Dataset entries

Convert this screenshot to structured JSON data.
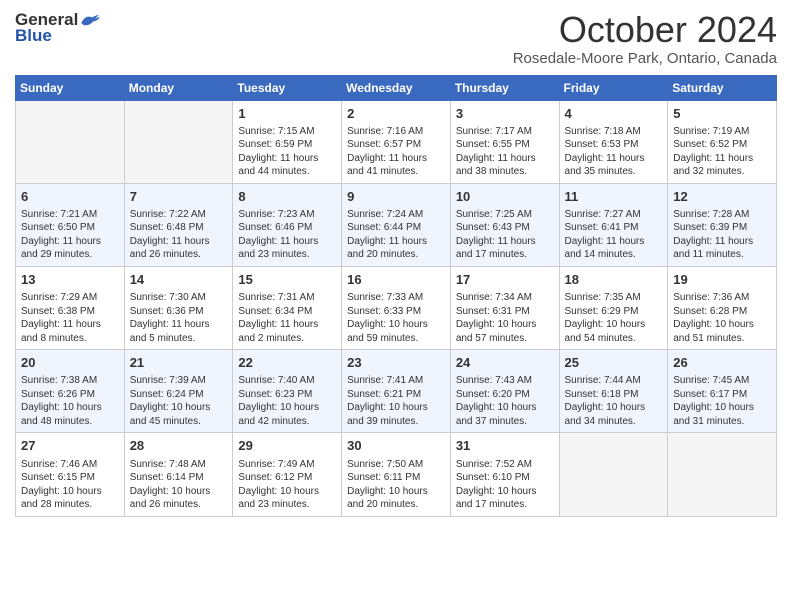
{
  "header": {
    "logo_general": "General",
    "logo_blue": "Blue",
    "month": "October 2024",
    "location": "Rosedale-Moore Park, Ontario, Canada"
  },
  "days_of_week": [
    "Sunday",
    "Monday",
    "Tuesday",
    "Wednesday",
    "Thursday",
    "Friday",
    "Saturday"
  ],
  "weeks": [
    [
      {
        "day": "",
        "sunrise": "",
        "sunset": "",
        "daylight": "",
        "empty": true
      },
      {
        "day": "",
        "sunrise": "",
        "sunset": "",
        "daylight": "",
        "empty": true
      },
      {
        "day": "1",
        "sunrise": "Sunrise: 7:15 AM",
        "sunset": "Sunset: 6:59 PM",
        "daylight": "Daylight: 11 hours and 44 minutes.",
        "empty": false
      },
      {
        "day": "2",
        "sunrise": "Sunrise: 7:16 AM",
        "sunset": "Sunset: 6:57 PM",
        "daylight": "Daylight: 11 hours and 41 minutes.",
        "empty": false
      },
      {
        "day": "3",
        "sunrise": "Sunrise: 7:17 AM",
        "sunset": "Sunset: 6:55 PM",
        "daylight": "Daylight: 11 hours and 38 minutes.",
        "empty": false
      },
      {
        "day": "4",
        "sunrise": "Sunrise: 7:18 AM",
        "sunset": "Sunset: 6:53 PM",
        "daylight": "Daylight: 11 hours and 35 minutes.",
        "empty": false
      },
      {
        "day": "5",
        "sunrise": "Sunrise: 7:19 AM",
        "sunset": "Sunset: 6:52 PM",
        "daylight": "Daylight: 11 hours and 32 minutes.",
        "empty": false
      }
    ],
    [
      {
        "day": "6",
        "sunrise": "Sunrise: 7:21 AM",
        "sunset": "Sunset: 6:50 PM",
        "daylight": "Daylight: 11 hours and 29 minutes.",
        "empty": false
      },
      {
        "day": "7",
        "sunrise": "Sunrise: 7:22 AM",
        "sunset": "Sunset: 6:48 PM",
        "daylight": "Daylight: 11 hours and 26 minutes.",
        "empty": false
      },
      {
        "day": "8",
        "sunrise": "Sunrise: 7:23 AM",
        "sunset": "Sunset: 6:46 PM",
        "daylight": "Daylight: 11 hours and 23 minutes.",
        "empty": false
      },
      {
        "day": "9",
        "sunrise": "Sunrise: 7:24 AM",
        "sunset": "Sunset: 6:44 PM",
        "daylight": "Daylight: 11 hours and 20 minutes.",
        "empty": false
      },
      {
        "day": "10",
        "sunrise": "Sunrise: 7:25 AM",
        "sunset": "Sunset: 6:43 PM",
        "daylight": "Daylight: 11 hours and 17 minutes.",
        "empty": false
      },
      {
        "day": "11",
        "sunrise": "Sunrise: 7:27 AM",
        "sunset": "Sunset: 6:41 PM",
        "daylight": "Daylight: 11 hours and 14 minutes.",
        "empty": false
      },
      {
        "day": "12",
        "sunrise": "Sunrise: 7:28 AM",
        "sunset": "Sunset: 6:39 PM",
        "daylight": "Daylight: 11 hours and 11 minutes.",
        "empty": false
      }
    ],
    [
      {
        "day": "13",
        "sunrise": "Sunrise: 7:29 AM",
        "sunset": "Sunset: 6:38 PM",
        "daylight": "Daylight: 11 hours and 8 minutes.",
        "empty": false
      },
      {
        "day": "14",
        "sunrise": "Sunrise: 7:30 AM",
        "sunset": "Sunset: 6:36 PM",
        "daylight": "Daylight: 11 hours and 5 minutes.",
        "empty": false
      },
      {
        "day": "15",
        "sunrise": "Sunrise: 7:31 AM",
        "sunset": "Sunset: 6:34 PM",
        "daylight": "Daylight: 11 hours and 2 minutes.",
        "empty": false
      },
      {
        "day": "16",
        "sunrise": "Sunrise: 7:33 AM",
        "sunset": "Sunset: 6:33 PM",
        "daylight": "Daylight: 10 hours and 59 minutes.",
        "empty": false
      },
      {
        "day": "17",
        "sunrise": "Sunrise: 7:34 AM",
        "sunset": "Sunset: 6:31 PM",
        "daylight": "Daylight: 10 hours and 57 minutes.",
        "empty": false
      },
      {
        "day": "18",
        "sunrise": "Sunrise: 7:35 AM",
        "sunset": "Sunset: 6:29 PM",
        "daylight": "Daylight: 10 hours and 54 minutes.",
        "empty": false
      },
      {
        "day": "19",
        "sunrise": "Sunrise: 7:36 AM",
        "sunset": "Sunset: 6:28 PM",
        "daylight": "Daylight: 10 hours and 51 minutes.",
        "empty": false
      }
    ],
    [
      {
        "day": "20",
        "sunrise": "Sunrise: 7:38 AM",
        "sunset": "Sunset: 6:26 PM",
        "daylight": "Daylight: 10 hours and 48 minutes.",
        "empty": false
      },
      {
        "day": "21",
        "sunrise": "Sunrise: 7:39 AM",
        "sunset": "Sunset: 6:24 PM",
        "daylight": "Daylight: 10 hours and 45 minutes.",
        "empty": false
      },
      {
        "day": "22",
        "sunrise": "Sunrise: 7:40 AM",
        "sunset": "Sunset: 6:23 PM",
        "daylight": "Daylight: 10 hours and 42 minutes.",
        "empty": false
      },
      {
        "day": "23",
        "sunrise": "Sunrise: 7:41 AM",
        "sunset": "Sunset: 6:21 PM",
        "daylight": "Daylight: 10 hours and 39 minutes.",
        "empty": false
      },
      {
        "day": "24",
        "sunrise": "Sunrise: 7:43 AM",
        "sunset": "Sunset: 6:20 PM",
        "daylight": "Daylight: 10 hours and 37 minutes.",
        "empty": false
      },
      {
        "day": "25",
        "sunrise": "Sunrise: 7:44 AM",
        "sunset": "Sunset: 6:18 PM",
        "daylight": "Daylight: 10 hours and 34 minutes.",
        "empty": false
      },
      {
        "day": "26",
        "sunrise": "Sunrise: 7:45 AM",
        "sunset": "Sunset: 6:17 PM",
        "daylight": "Daylight: 10 hours and 31 minutes.",
        "empty": false
      }
    ],
    [
      {
        "day": "27",
        "sunrise": "Sunrise: 7:46 AM",
        "sunset": "Sunset: 6:15 PM",
        "daylight": "Daylight: 10 hours and 28 minutes.",
        "empty": false
      },
      {
        "day": "28",
        "sunrise": "Sunrise: 7:48 AM",
        "sunset": "Sunset: 6:14 PM",
        "daylight": "Daylight: 10 hours and 26 minutes.",
        "empty": false
      },
      {
        "day": "29",
        "sunrise": "Sunrise: 7:49 AM",
        "sunset": "Sunset: 6:12 PM",
        "daylight": "Daylight: 10 hours and 23 minutes.",
        "empty": false
      },
      {
        "day": "30",
        "sunrise": "Sunrise: 7:50 AM",
        "sunset": "Sunset: 6:11 PM",
        "daylight": "Daylight: 10 hours and 20 minutes.",
        "empty": false
      },
      {
        "day": "31",
        "sunrise": "Sunrise: 7:52 AM",
        "sunset": "Sunset: 6:10 PM",
        "daylight": "Daylight: 10 hours and 17 minutes.",
        "empty": false
      },
      {
        "day": "",
        "sunrise": "",
        "sunset": "",
        "daylight": "",
        "empty": true
      },
      {
        "day": "",
        "sunrise": "",
        "sunset": "",
        "daylight": "",
        "empty": true
      }
    ]
  ]
}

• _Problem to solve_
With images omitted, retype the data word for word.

• _Result for this task_
Convert this screenshot to structured JSON data.
{
  "header": {
    "logo_general": "General",
    "logo_blue": "Blue",
    "month": "October 2024",
    "location": "Rosedale-Moore Park, Ontario, Canada"
  },
  "days_of_week": [
    "Sunday",
    "Monday",
    "Tuesday",
    "Wednesday",
    "Thursday",
    "Friday",
    "Saturday"
  ],
  "weeks": [
    [
      {
        "day": "",
        "sunrise": "",
        "sunset": "",
        "daylight": "",
        "empty": true
      },
      {
        "day": "",
        "sunrise": "",
        "sunset": "",
        "daylight": "",
        "empty": true
      },
      {
        "day": "1",
        "sunrise": "Sunrise: 7:15 AM",
        "sunset": "Sunset: 6:59 PM",
        "daylight": "Daylight: 11 hours and 44 minutes.",
        "empty": false
      },
      {
        "day": "2",
        "sunrise": "Sunrise: 7:16 AM",
        "sunset": "Sunset: 6:57 PM",
        "daylight": "Daylight: 11 hours and 41 minutes.",
        "empty": false
      },
      {
        "day": "3",
        "sunrise": "Sunrise: 7:17 AM",
        "sunset": "Sunset: 6:55 PM",
        "daylight": "Daylight: 11 hours and 38 minutes.",
        "empty": false
      },
      {
        "day": "4",
        "sunrise": "Sunrise: 7:18 AM",
        "sunset": "Sunset: 6:53 PM",
        "daylight": "Daylight: 11 hours and 35 minutes.",
        "empty": false
      },
      {
        "day": "5",
        "sunrise": "Sunrise: 7:19 AM",
        "sunset": "Sunset: 6:52 PM",
        "daylight": "Daylight: 11 hours and 32 minutes.",
        "empty": false
      }
    ],
    [
      {
        "day": "6",
        "sunrise": "Sunrise: 7:21 AM",
        "sunset": "Sunset: 6:50 PM",
        "daylight": "Daylight: 11 hours and 29 minutes.",
        "empty": false
      },
      {
        "day": "7",
        "sunrise": "Sunrise: 7:22 AM",
        "sunset": "Sunset: 6:48 PM",
        "daylight": "Daylight: 11 hours and 26 minutes.",
        "empty": false
      },
      {
        "day": "8",
        "sunrise": "Sunrise: 7:23 AM",
        "sunset": "Sunset: 6:46 PM",
        "daylight": "Daylight: 11 hours and 23 minutes.",
        "empty": false
      },
      {
        "day": "9",
        "sunrise": "Sunrise: 7:24 AM",
        "sunset": "Sunset: 6:44 PM",
        "daylight": "Daylight: 11 hours and 20 minutes.",
        "empty": false
      },
      {
        "day": "10",
        "sunrise": "Sunrise: 7:25 AM",
        "sunset": "Sunset: 6:43 PM",
        "daylight": "Daylight: 11 hours and 17 minutes.",
        "empty": false
      },
      {
        "day": "11",
        "sunrise": "Sunrise: 7:27 AM",
        "sunset": "Sunset: 6:41 PM",
        "daylight": "Daylight: 11 hours and 14 minutes.",
        "empty": false
      },
      {
        "day": "12",
        "sunrise": "Sunrise: 7:28 AM",
        "sunset": "Sunset: 6:39 PM",
        "daylight": "Daylight: 11 hours and 11 minutes.",
        "empty": false
      }
    ],
    [
      {
        "day": "13",
        "sunrise": "Sunrise: 7:29 AM",
        "sunset": "Sunset: 6:38 PM",
        "daylight": "Daylight: 11 hours and 8 minutes.",
        "empty": false
      },
      {
        "day": "14",
        "sunrise": "Sunrise: 7:30 AM",
        "sunset": "Sunset: 6:36 PM",
        "daylight": "Daylight: 11 hours and 5 minutes.",
        "empty": false
      },
      {
        "day": "15",
        "sunrise": "Sunrise: 7:31 AM",
        "sunset": "Sunset: 6:34 PM",
        "daylight": "Daylight: 11 hours and 2 minutes.",
        "empty": false
      },
      {
        "day": "16",
        "sunrise": "Sunrise: 7:33 AM",
        "sunset": "Sunset: 6:33 PM",
        "daylight": "Daylight: 10 hours and 59 minutes.",
        "empty": false
      },
      {
        "day": "17",
        "sunrise": "Sunrise: 7:34 AM",
        "sunset": "Sunset: 6:31 PM",
        "daylight": "Daylight: 10 hours and 57 minutes.",
        "empty": false
      },
      {
        "day": "18",
        "sunrise": "Sunrise: 7:35 AM",
        "sunset": "Sunset: 6:29 PM",
        "daylight": "Daylight: 10 hours and 54 minutes.",
        "empty": false
      },
      {
        "day": "19",
        "sunrise": "Sunrise: 7:36 AM",
        "sunset": "Sunset: 6:28 PM",
        "daylight": "Daylight: 10 hours and 51 minutes.",
        "empty": false
      }
    ],
    [
      {
        "day": "20",
        "sunrise": "Sunrise: 7:38 AM",
        "sunset": "Sunset: 6:26 PM",
        "daylight": "Daylight: 10 hours and 48 minutes.",
        "empty": false
      },
      {
        "day": "21",
        "sunrise": "Sunrise: 7:39 AM",
        "sunset": "Sunset: 6:24 PM",
        "daylight": "Daylight: 10 hours and 45 minutes.",
        "empty": false
      },
      {
        "day": "22",
        "sunrise": "Sunrise: 7:40 AM",
        "sunset": "Sunset: 6:23 PM",
        "daylight": "Daylight: 10 hours and 42 minutes.",
        "empty": false
      },
      {
        "day": "23",
        "sunrise": "Sunrise: 7:41 AM",
        "sunset": "Sunset: 6:21 PM",
        "daylight": "Daylight: 10 hours and 39 minutes.",
        "empty": false
      },
      {
        "day": "24",
        "sunrise": "Sunrise: 7:43 AM",
        "sunset": "Sunset: 6:20 PM",
        "daylight": "Daylight: 10 hours and 37 minutes.",
        "empty": false
      },
      {
        "day": "25",
        "sunrise": "Sunrise: 7:44 AM",
        "sunset": "Sunset: 6:18 PM",
        "daylight": "Daylight: 10 hours and 34 minutes.",
        "empty": false
      },
      {
        "day": "26",
        "sunrise": "Sunrise: 7:45 AM",
        "sunset": "Sunset: 6:17 PM",
        "daylight": "Daylight: 10 hours and 31 minutes.",
        "empty": false
      }
    ],
    [
      {
        "day": "27",
        "sunrise": "Sunrise: 7:46 AM",
        "sunset": "Sunset: 6:15 PM",
        "daylight": "Daylight: 10 hours and 28 minutes.",
        "empty": false
      },
      {
        "day": "28",
        "sunrise": "Sunrise: 7:48 AM",
        "sunset": "Sunset: 6:14 PM",
        "daylight": "Daylight: 10 hours and 26 minutes.",
        "empty": false
      },
      {
        "day": "29",
        "sunrise": "Sunrise: 7:49 AM",
        "sunset": "Sunset: 6:12 PM",
        "daylight": "Daylight: 10 hours and 23 minutes.",
        "empty": false
      },
      {
        "day": "30",
        "sunrise": "Sunrise: 7:50 AM",
        "sunset": "Sunset: 6:11 PM",
        "daylight": "Daylight: 10 hours and 20 minutes.",
        "empty": false
      },
      {
        "day": "31",
        "sunrise": "Sunrise: 7:52 AM",
        "sunset": "Sunset: 6:10 PM",
        "daylight": "Daylight: 10 hours and 17 minutes.",
        "empty": false
      },
      {
        "day": "",
        "sunrise": "",
        "sunset": "",
        "daylight": "",
        "empty": true
      },
      {
        "day": "",
        "sunrise": "",
        "sunset": "",
        "daylight": "",
        "empty": true
      }
    ]
  ]
}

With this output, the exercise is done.